- _Task details_
The answer must consist of each line below that holds the word "Itens", copied as it stands.

- _Source records_
--- START ---

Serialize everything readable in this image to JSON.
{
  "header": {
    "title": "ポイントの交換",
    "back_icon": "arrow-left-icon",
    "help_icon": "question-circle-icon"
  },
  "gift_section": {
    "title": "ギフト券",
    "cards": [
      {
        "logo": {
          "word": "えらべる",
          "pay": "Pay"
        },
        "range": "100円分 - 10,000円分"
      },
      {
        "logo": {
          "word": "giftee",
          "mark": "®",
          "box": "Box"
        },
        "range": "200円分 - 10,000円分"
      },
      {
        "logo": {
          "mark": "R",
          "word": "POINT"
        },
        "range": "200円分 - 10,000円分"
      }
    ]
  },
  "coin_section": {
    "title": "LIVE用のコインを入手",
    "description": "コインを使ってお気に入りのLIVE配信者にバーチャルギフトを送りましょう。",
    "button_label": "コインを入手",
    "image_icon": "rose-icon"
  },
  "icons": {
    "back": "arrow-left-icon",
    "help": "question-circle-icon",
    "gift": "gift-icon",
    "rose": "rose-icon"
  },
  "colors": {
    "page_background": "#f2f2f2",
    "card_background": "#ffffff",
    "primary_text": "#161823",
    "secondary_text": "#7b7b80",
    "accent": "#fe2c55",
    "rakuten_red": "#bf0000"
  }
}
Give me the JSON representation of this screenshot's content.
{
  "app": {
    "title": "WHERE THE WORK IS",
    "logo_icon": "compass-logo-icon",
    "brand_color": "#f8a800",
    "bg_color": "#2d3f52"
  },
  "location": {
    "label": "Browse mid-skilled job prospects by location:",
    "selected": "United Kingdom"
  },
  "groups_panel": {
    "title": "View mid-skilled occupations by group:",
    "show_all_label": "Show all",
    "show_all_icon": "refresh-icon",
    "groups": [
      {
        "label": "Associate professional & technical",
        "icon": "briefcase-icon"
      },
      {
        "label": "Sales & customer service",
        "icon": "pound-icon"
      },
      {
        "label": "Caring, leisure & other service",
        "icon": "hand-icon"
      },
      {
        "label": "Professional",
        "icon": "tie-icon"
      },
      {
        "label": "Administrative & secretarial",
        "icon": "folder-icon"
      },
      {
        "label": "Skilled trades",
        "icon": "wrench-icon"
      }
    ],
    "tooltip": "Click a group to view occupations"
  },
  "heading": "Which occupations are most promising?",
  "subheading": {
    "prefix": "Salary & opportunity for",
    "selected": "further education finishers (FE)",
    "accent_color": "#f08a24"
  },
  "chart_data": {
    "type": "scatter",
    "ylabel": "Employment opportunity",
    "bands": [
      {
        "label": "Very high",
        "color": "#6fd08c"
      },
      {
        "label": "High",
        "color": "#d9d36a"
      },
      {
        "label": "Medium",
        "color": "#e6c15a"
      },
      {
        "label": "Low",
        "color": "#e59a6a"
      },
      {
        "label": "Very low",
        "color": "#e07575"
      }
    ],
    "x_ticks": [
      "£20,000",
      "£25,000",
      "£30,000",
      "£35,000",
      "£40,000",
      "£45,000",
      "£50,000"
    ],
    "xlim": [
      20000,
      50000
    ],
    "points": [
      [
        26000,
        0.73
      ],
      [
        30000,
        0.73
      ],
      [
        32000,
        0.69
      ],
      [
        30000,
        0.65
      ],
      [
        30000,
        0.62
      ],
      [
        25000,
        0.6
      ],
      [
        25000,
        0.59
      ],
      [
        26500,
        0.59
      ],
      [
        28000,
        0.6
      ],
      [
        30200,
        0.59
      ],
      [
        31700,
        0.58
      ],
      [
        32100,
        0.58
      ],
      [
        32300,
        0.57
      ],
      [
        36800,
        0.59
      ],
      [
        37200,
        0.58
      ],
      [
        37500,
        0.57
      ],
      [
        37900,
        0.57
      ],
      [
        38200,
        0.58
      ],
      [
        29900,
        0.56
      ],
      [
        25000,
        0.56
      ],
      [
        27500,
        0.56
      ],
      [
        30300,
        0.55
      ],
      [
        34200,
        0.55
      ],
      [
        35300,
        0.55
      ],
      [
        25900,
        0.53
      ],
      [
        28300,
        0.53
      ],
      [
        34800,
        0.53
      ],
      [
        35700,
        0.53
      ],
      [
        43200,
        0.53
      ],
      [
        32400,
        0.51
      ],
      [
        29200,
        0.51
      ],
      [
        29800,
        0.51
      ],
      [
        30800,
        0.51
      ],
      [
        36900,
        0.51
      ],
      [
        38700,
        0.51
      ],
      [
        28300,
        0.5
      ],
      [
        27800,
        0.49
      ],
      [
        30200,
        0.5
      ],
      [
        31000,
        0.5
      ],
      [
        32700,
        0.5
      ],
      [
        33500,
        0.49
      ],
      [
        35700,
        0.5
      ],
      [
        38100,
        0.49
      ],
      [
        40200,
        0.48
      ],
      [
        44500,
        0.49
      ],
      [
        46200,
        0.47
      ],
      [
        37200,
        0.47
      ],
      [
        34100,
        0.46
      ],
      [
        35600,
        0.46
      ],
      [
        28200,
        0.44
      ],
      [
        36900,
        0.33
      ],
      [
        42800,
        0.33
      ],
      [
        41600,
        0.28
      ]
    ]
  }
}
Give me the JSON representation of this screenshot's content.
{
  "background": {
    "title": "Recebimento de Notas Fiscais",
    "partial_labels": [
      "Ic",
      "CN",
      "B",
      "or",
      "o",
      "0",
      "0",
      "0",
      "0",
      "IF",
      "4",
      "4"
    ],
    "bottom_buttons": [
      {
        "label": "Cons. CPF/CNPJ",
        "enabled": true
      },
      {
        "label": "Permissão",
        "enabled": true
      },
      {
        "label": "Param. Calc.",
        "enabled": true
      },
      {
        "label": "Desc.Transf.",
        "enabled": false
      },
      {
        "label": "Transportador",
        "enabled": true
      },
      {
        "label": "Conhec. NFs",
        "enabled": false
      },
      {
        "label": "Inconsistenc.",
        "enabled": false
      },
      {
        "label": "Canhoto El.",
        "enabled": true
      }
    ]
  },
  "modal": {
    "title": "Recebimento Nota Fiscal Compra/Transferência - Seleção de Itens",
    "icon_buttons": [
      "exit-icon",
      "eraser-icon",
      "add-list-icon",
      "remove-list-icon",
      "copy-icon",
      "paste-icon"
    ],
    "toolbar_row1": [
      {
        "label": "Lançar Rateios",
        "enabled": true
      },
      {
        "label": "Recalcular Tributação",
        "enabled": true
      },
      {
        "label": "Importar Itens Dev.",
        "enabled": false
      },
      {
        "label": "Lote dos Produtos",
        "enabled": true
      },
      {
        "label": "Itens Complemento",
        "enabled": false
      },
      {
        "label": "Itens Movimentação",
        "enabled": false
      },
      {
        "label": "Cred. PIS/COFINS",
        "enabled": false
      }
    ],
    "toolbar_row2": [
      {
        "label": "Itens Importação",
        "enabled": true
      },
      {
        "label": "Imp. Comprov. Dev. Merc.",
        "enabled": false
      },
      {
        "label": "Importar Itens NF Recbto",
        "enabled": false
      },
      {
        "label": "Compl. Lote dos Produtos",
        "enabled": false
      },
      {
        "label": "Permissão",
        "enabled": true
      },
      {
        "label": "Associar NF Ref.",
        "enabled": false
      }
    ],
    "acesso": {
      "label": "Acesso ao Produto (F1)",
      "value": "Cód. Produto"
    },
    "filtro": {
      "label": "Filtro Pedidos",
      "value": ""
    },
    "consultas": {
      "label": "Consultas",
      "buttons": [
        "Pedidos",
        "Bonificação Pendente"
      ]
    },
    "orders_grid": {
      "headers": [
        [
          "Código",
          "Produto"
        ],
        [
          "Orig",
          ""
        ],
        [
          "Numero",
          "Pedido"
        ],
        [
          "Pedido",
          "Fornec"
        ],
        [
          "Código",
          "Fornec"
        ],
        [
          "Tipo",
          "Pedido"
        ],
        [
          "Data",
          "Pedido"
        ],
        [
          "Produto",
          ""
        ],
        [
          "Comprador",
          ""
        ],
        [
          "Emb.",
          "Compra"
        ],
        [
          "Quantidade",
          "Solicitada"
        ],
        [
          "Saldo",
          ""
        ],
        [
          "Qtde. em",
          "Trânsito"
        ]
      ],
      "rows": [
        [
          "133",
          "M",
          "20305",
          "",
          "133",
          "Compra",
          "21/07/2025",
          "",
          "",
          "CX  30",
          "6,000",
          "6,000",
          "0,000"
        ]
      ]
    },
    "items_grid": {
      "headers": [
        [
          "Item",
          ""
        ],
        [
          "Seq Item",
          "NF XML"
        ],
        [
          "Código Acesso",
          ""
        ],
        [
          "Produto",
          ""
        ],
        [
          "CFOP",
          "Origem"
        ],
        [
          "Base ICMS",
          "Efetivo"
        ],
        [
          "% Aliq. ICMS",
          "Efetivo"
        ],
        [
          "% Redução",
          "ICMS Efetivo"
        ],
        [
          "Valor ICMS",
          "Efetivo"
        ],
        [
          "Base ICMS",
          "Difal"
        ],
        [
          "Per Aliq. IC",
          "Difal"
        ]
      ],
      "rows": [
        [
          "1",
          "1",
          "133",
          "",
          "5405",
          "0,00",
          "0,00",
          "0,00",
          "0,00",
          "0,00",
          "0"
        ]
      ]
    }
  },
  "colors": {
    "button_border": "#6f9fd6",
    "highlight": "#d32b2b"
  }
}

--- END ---

- _Task answer_
    "title": "Recebimento Nota Fiscal Compra/Transferência - Seleção de Itens",
        "label": "Importar Itens Dev.",
        "label": "Itens Complemento",
        "label": "Itens Movimentação",
        "label": "Itens Importação",
        "label": "Importar Itens NF Recbto",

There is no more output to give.